Blood test failure
If your blood test results were mishandled in any way, they cannot serve as evidence against you in court.
If you have diabetes, the ketones in your breath may throw off your breathalyzer results. If you have recently had dental work, it may hold alcohol in your mouth and throw off the test results. Also, you may fail the field test if you have a physical impairment – even when you are not intoxicated.
Did you know that certain mouthwashes can show up as alcohol on breathalyzer tests? Other chemicals, such as cleaning solutions – and even hairspray – may also register as alcohol on a test.
38258487 – us driver license isolated on white background.It’s important to contact an experienced Texas criminal lawyer and work with them to build the strongest possible defense against your charges. Reach out today for your free case review.
About the Author:
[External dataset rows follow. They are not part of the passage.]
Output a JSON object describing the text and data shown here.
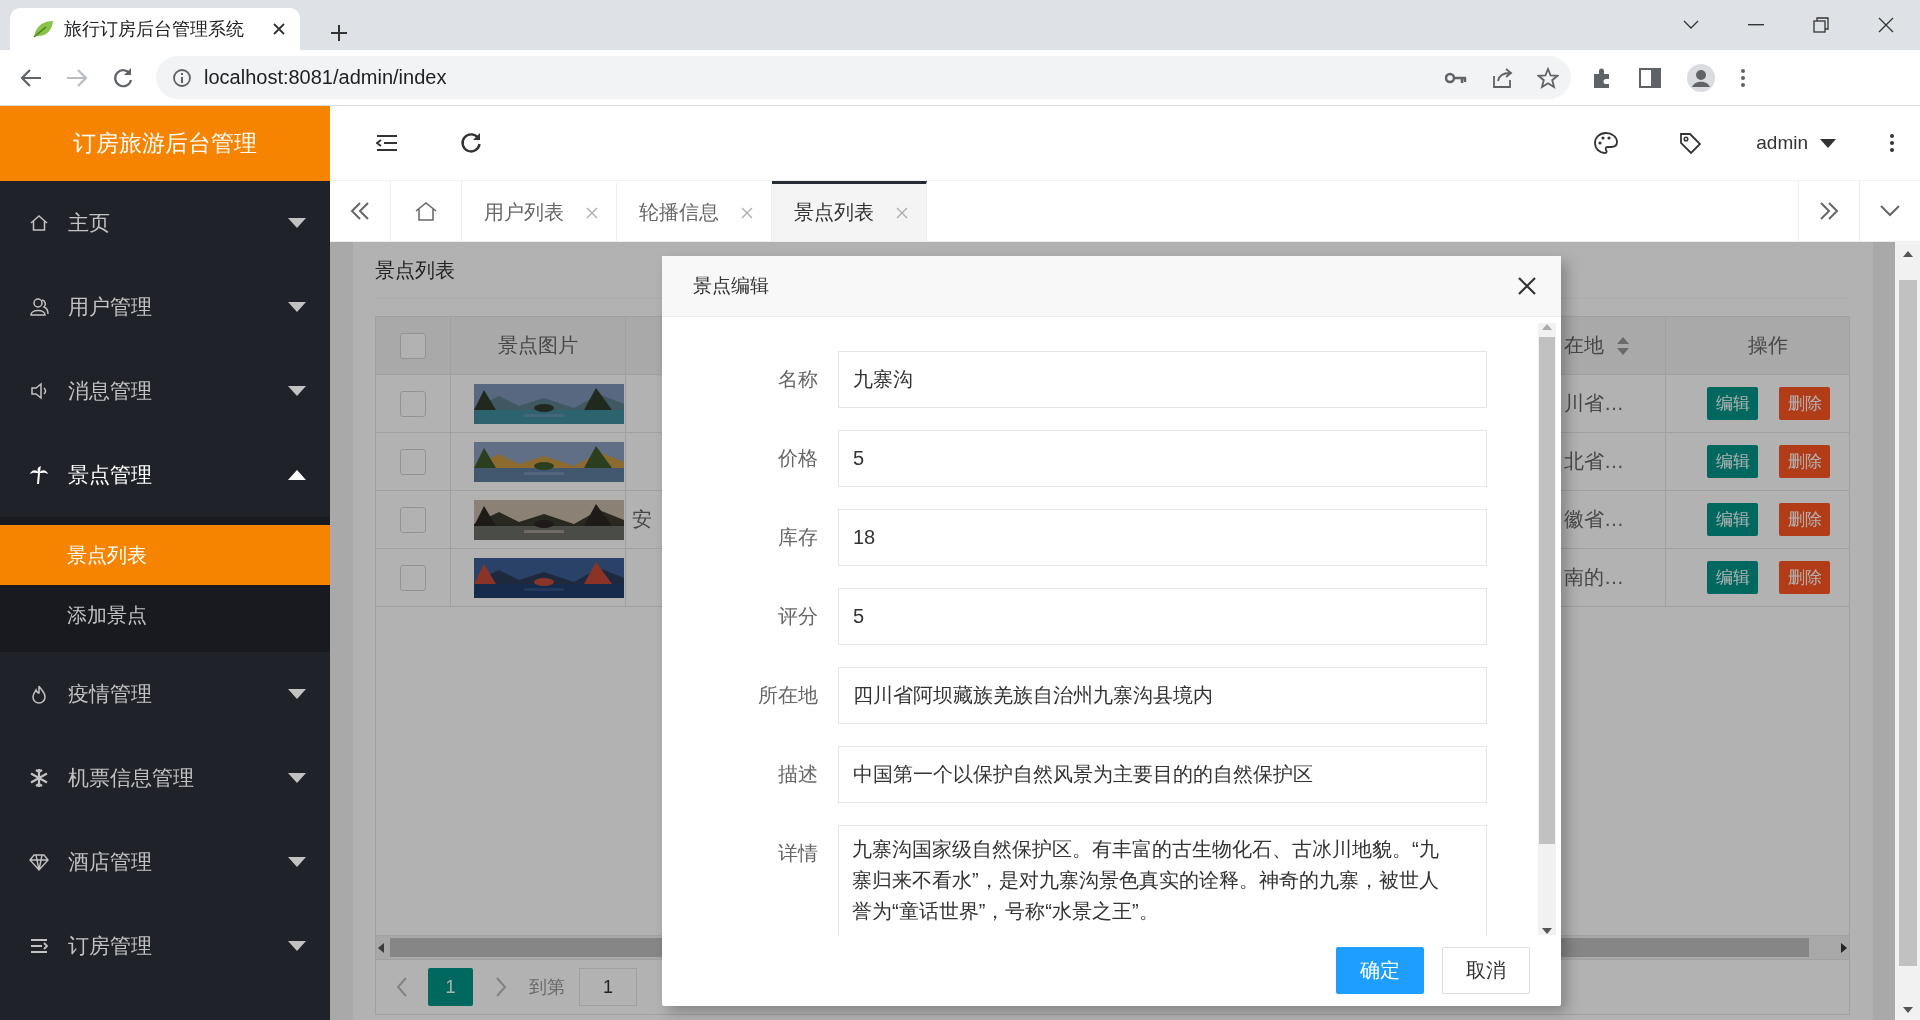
{
  "browser": {
    "tab_title": "旅行订房后台管理系统",
    "url": "localhost:8081/admin/index"
  },
  "sidebar": {
    "logo": "订房旅游后台管理",
    "items": [
      {
        "label": "主页",
        "expanded": false
      },
      {
        "label": "用户管理",
        "expanded": false
      },
      {
        "label": "消息管理",
        "expanded": false
      },
      {
        "label": "景点管理",
        "expanded": true,
        "children": [
          {
            "label": "景点列表",
            "selected": true
          },
          {
            "label": "添加景点",
            "selected": false
          }
        ]
      },
      {
        "label": "疫情管理",
        "expanded": false
      },
      {
        "label": "机票信息管理",
        "expanded": false
      },
      {
        "label": "酒店管理",
        "expanded": false
      },
      {
        "label": "订房管理",
        "expanded": false
      }
    ]
  },
  "header": {
    "user": "admin"
  },
  "tabs": [
    {
      "label": "用户列表",
      "selected": false
    },
    {
      "label": "轮播信息",
      "selected": false
    },
    {
      "label": "景点列表",
      "selected": true
    }
  ],
  "page": {
    "title": "景点列表",
    "table": {
      "header_checked": false,
      "columns": [
        {
          "label": "景点图片"
        },
        {
          "label": "在地",
          "sortable": true
        },
        {
          "label": "操作"
        }
      ],
      "rows": [
        {
          "checked": false,
          "picture": {
            "kind": "picture"
          },
          "location": "川省…",
          "actions": [
            {
              "label": "编辑",
              "kind": "edit"
            },
            {
              "label": "删除",
              "kind": "delete"
            }
          ]
        },
        {
          "checked": false,
          "picture": {
            "kind": "picture"
          },
          "location": "北省…",
          "actions": [
            {
              "label": "编辑",
              "kind": "edit"
            },
            {
              "label": "删除",
              "kind": "delete"
            }
          ]
        },
        {
          "checked": false,
          "picture": {
            "kind": "picture"
          },
          "column_3": "安",
          "location": "徽省…",
          "actions": [
            {
              "label": "编辑",
              "kind": "edit"
            },
            {
              "label": "删除",
              "kind": "delete"
            }
          ]
        },
        {
          "checked": false,
          "picture": {
            "kind": "picture"
          },
          "location": "南的…",
          "actions": [
            {
              "label": "编辑",
              "kind": "edit"
            },
            {
              "label": "删除",
              "kind": "delete"
            }
          ]
        }
      ]
    },
    "pagination": {
      "pages": [
        {
          "label": "1",
          "selected": true
        }
      ],
      "goto_label": "到第",
      "goto_value": "1"
    }
  },
  "dialog": {
    "title": "景点编辑",
    "fields": [
      {
        "label": "名称",
        "value": "九寨沟",
        "kind": "input"
      },
      {
        "label": "价格",
        "value": "5",
        "kind": "input"
      },
      {
        "label": "库存",
        "value": "18",
        "kind": "input"
      },
      {
        "label": "评分",
        "value": "5",
        "kind": "input"
      },
      {
        "label": "所在地",
        "value": "四川省阿坝藏族羌族自治州九寨沟县境内",
        "kind": "input"
      },
      {
        "label": "描述",
        "value": "中国第一个以保护自然风景为主要目的的自然保护区",
        "kind": "input"
      },
      {
        "label": "详情",
        "value": "九寨沟国家级自然保护区。有丰富的古生物化石、古冰川地貌。“九寨归来不看水”，是对九寨沟景色真实的诠释。神奇的九寨，被世人誉为“童话世界”，号称“水景之王”。",
        "kind": "textarea"
      }
    ],
    "buttons": [
      {
        "label": "确定",
        "kind": "primary"
      },
      {
        "label": "取消",
        "kind": "default"
      }
    ]
  }
}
After getting his Juris Doctor from the University of Houston Law Center, Jeff Hampton began practicing criminal law in Texas in 2005. Before becoming a defense attorney, he worked as a prosecutor for the Tarrant County District Attorney’s Office – experience he uses to anticipate and cast doubt on the arguments that will be used against his clients. Over the course of his career, he has helped countless Texans protect their rights and get the best possible outcome in their criminal cases. His skill has earned him recognition from the National Trial Lawyers (Top 100 Trial Lawyers) and Avvo (Top Attorney in Criminal Defense, Top Attorney in DUI & DWI, 10/10 Superb Rating), and he is Lead Counsel rated.